**TASK TO CARRY OUT**
Please make an exact copy of the listing, without the pictures.

**AVAILABLE DATA**
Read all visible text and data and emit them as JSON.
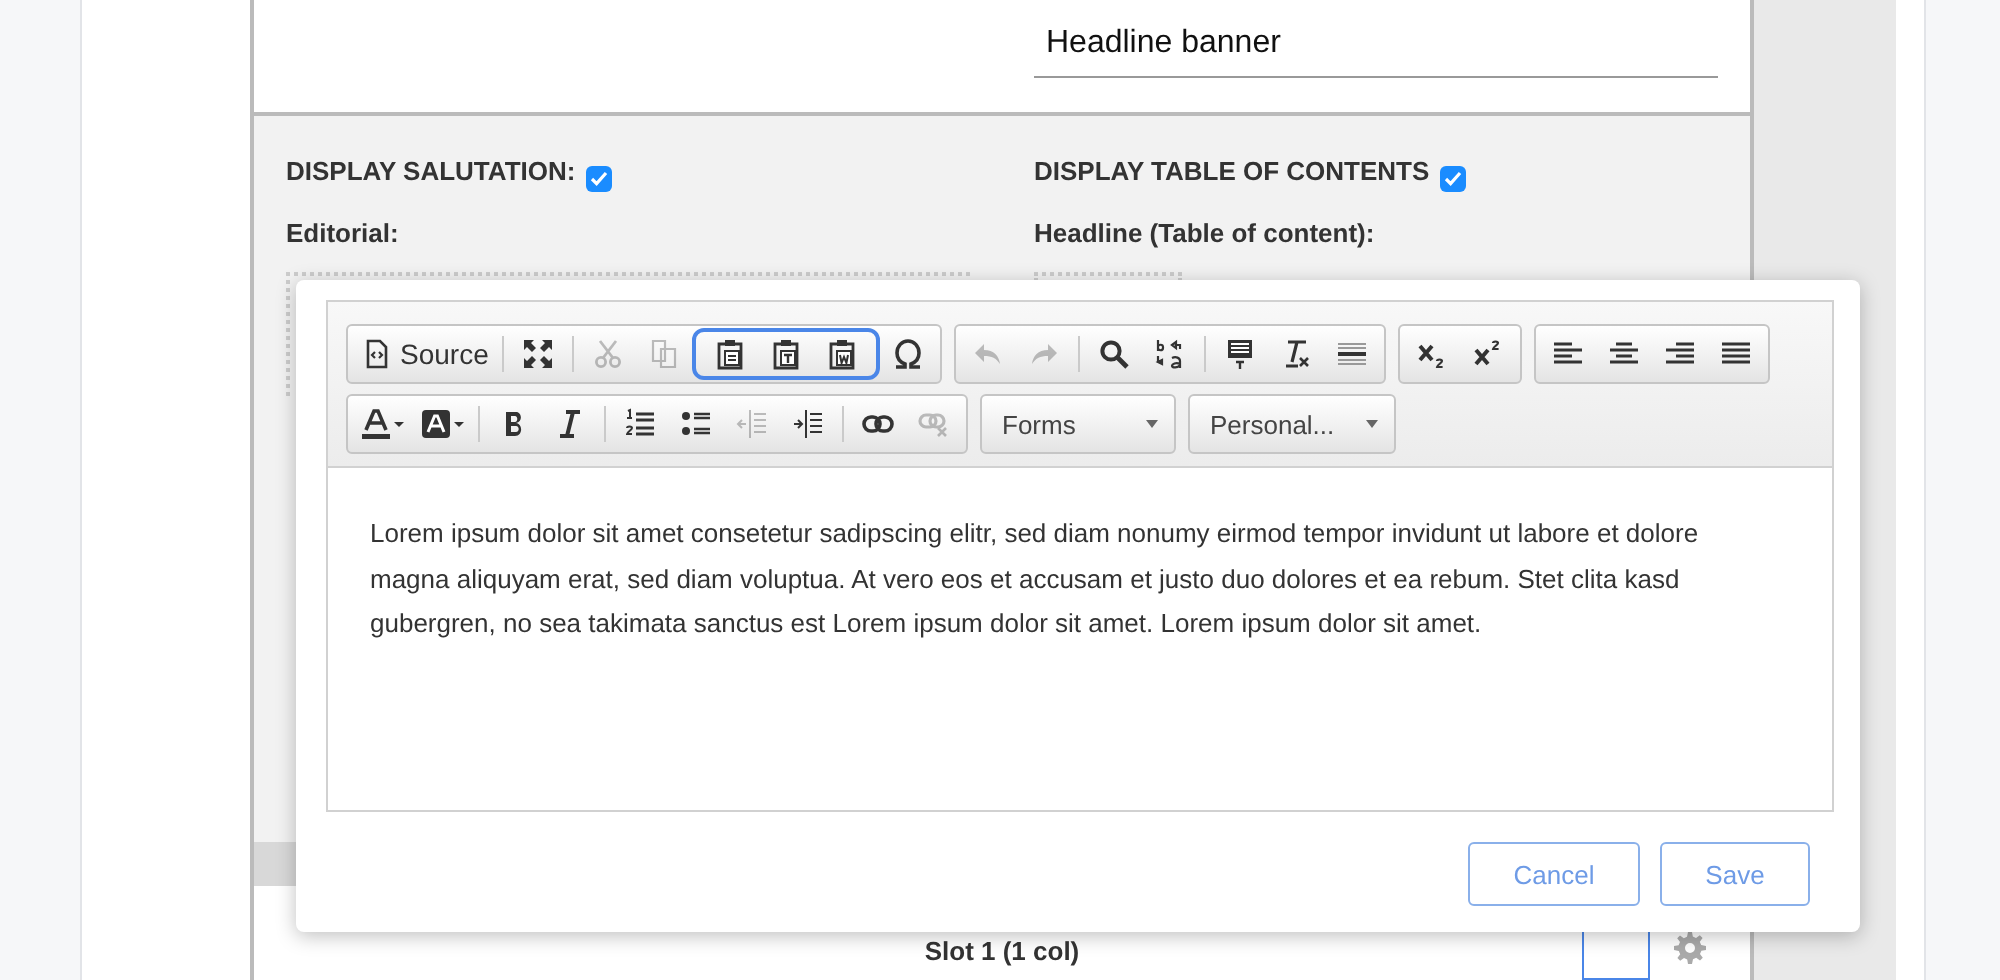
{
  "page": {
    "headline_field": {
      "value": "Headline banner"
    },
    "left_column": {
      "label": "DISPLAY SALUTATION:",
      "checked": true,
      "field_label": "Editorial:"
    },
    "right_column": {
      "label": "DISPLAY TABLE OF CONTENTS",
      "checked": true,
      "field_label": "Headline (Table of content):"
    },
    "slot_title": "Slot 1 (1 col)"
  },
  "dialog": {
    "toolbar_rows": [
      [
        {
          "kind": "group",
          "items": [
            {
              "kind": "button",
              "label": "Source",
              "disabled": false
            },
            {
              "kind": "separator"
            },
            {
              "kind": "button",
              "disabled": false
            },
            {
              "kind": "separator"
            },
            {
              "kind": "button",
              "disabled": true
            },
            {
              "kind": "button",
              "disabled": true
            },
            {
              "kind": "highlight",
              "items": [
                {
                  "kind": "button",
                  "disabled": false
                },
                {
                  "kind": "button",
                  "disabled": false
                },
                {
                  "kind": "button",
                  "disabled": false
                }
              ]
            },
            {
              "kind": "button",
              "disabled": false
            }
          ]
        },
        {
          "kind": "group",
          "items": [
            {
              "kind": "button",
              "disabled": true
            },
            {
              "kind": "button",
              "disabled": true
            },
            {
              "kind": "separator"
            },
            {
              "kind": "button",
              "disabled": false
            },
            {
              "kind": "button",
              "disabled": false
            },
            {
              "kind": "separator"
            },
            {
              "kind": "button",
              "disabled": false
            },
            {
              "kind": "button",
              "disabled": false
            },
            {
              "kind": "button",
              "disabled": false
            }
          ]
        },
        {
          "kind": "group",
          "items": [
            {
              "kind": "button",
              "disabled": false
            },
            {
              "kind": "button",
              "disabled": false
            }
          ]
        },
        {
          "kind": "group",
          "items": [
            {
              "kind": "button",
              "disabled": false
            },
            {
              "kind": "button",
              "disabled": false
            },
            {
              "kind": "button",
              "disabled": false
            },
            {
              "kind": "button",
              "disabled": false
            }
          ]
        }
      ],
      [
        {
          "kind": "group",
          "items": [
            {
              "kind": "button",
              "disabled": false
            },
            {
              "kind": "button",
              "disabled": false
            },
            {
              "kind": "separator"
            },
            {
              "kind": "button",
              "disabled": false
            },
            {
              "kind": "button",
              "disabled": false
            },
            {
              "kind": "separator"
            },
            {
              "kind": "button",
              "disabled": false
            },
            {
              "kind": "button",
              "disabled": false
            },
            {
              "kind": "button",
              "disabled": true
            },
            {
              "kind": "button",
              "disabled": false
            },
            {
              "kind": "separator"
            },
            {
              "kind": "button",
              "disabled": false
            },
            {
              "kind": "button",
              "disabled": true
            }
          ]
        },
        {
          "kind": "combo",
          "label": "Forms"
        },
        {
          "kind": "combo",
          "label": "Personal..."
        }
      ]
    ],
    "content": "Lorem ipsum dolor sit amet consetetur sadipscing elitr, sed diam nonumy eirmod tempor invidunt ut labore et dolore magna aliquyam erat, sed diam voluptua. At vero eos et accusam et justo duo dolores et ea rebum. Stet clita kasd gubergren, no sea takimata sanctus est Lorem ipsum dolor sit amet. Lorem ipsum dolor sit amet.",
    "buttons": [
      {
        "label": "Cancel"
      },
      {
        "label": "Save"
      }
    ]
  }
}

**RESPONSE TO THIS EXERCISE**
Read all visible text and data and emit them as JSON.
{
  "page": {
    "headline_field": {
      "value": "Headline banner"
    },
    "left_column": {
      "label": "DISPLAY SALUTATION:",
      "checked": true,
      "field_label": "Editorial:"
    },
    "right_column": {
      "label": "DISPLAY TABLE OF CONTENTS",
      "checked": true,
      "field_label": "Headline (Table of content):"
    },
    "slot_title": "Slot 1 (1 col)"
  },
  "dialog": {
    "toolbar_rows": [
      [
        {
          "kind": "group",
          "items": [
            {
              "kind": "button",
              "label": "Source",
              "disabled": false
            },
            {
              "kind": "separator"
            },
            {
              "kind": "button",
              "disabled": false
            },
            {
              "kind": "separator"
            },
            {
              "kind": "button",
              "disabled": true
            },
            {
              "kind": "button",
              "disabled": true
            },
            {
              "kind": "highlight",
              "items": [
                {
                  "kind": "button",
                  "disabled": false
                },
                {
                  "kind": "button",
                  "disabled": false
                },
                {
                  "kind": "button",
                  "disabled": false
                }
              ]
            },
            {
              "kind": "button",
              "disabled": false
            }
          ]
        },
        {
          "kind": "group",
          "items": [
            {
              "kind": "button",
              "disabled": true
            },
            {
              "kind": "button",
              "disabled": true
            },
            {
              "kind": "separator"
            },
            {
              "kind": "button",
              "disabled": false
            },
            {
              "kind": "button",
              "disabled": false
            },
            {
              "kind": "separator"
            },
            {
              "kind": "button",
              "disabled": false
            },
            {
              "kind": "button",
              "disabled": false
            },
            {
              "kind": "button",
              "disabled": false
            }
          ]
        },
        {
          "kind": "group",
          "items": [
            {
              "kind": "button",
              "disabled": false
            },
            {
              "kind": "button",
              "disabled": false
            }
          ]
        },
        {
          "kind": "group",
          "items": [
            {
              "kind": "button",
              "disabled": false
            },
            {
              "kind": "button",
              "disabled": false
            },
            {
              "kind": "button",
              "disabled": false
            },
            {
              "kind": "button",
              "disabled": false
            }
          ]
        }
      ],
      [
        {
          "kind": "group",
          "items": [
            {
              "kind": "button",
              "disabled": false
            },
            {
              "kind": "button",
              "disabled": false
            },
            {
              "kind": "separator"
            },
            {
              "kind": "button",
              "disabled": false
            },
            {
              "kind": "button",
              "disabled": false
            },
            {
              "kind": "separator"
            },
            {
              "kind": "button",
              "disabled": false
            },
            {
              "kind": "button",
              "disabled": false
            },
            {
              "kind": "button",
              "disabled": true
            },
            {
              "kind": "button",
              "disabled": false
            },
            {
              "kind": "separator"
            },
            {
              "kind": "button",
              "disabled": false
            },
            {
              "kind": "button",
              "disabled": true
            }
          ]
        },
        {
          "kind": "combo",
          "label": "Forms"
        },
        {
          "kind": "combo",
          "label": "Personal..."
        }
      ]
    ],
    "content": "Lorem ipsum dolor sit amet consetetur sadipscing elitr, sed diam nonumy eirmod tempor invidunt ut labore et dolore magna aliquyam erat, sed diam voluptua. At vero eos et accusam et justo duo dolores et ea rebum. Stet clita kasd gubergren, no sea takimata sanctus est Lorem ipsum dolor sit amet. Lorem ipsum dolor sit amet.",
    "buttons": [
      {
        "label": "Cancel"
      },
      {
        "label": "Save"
      }
    ]
  }
}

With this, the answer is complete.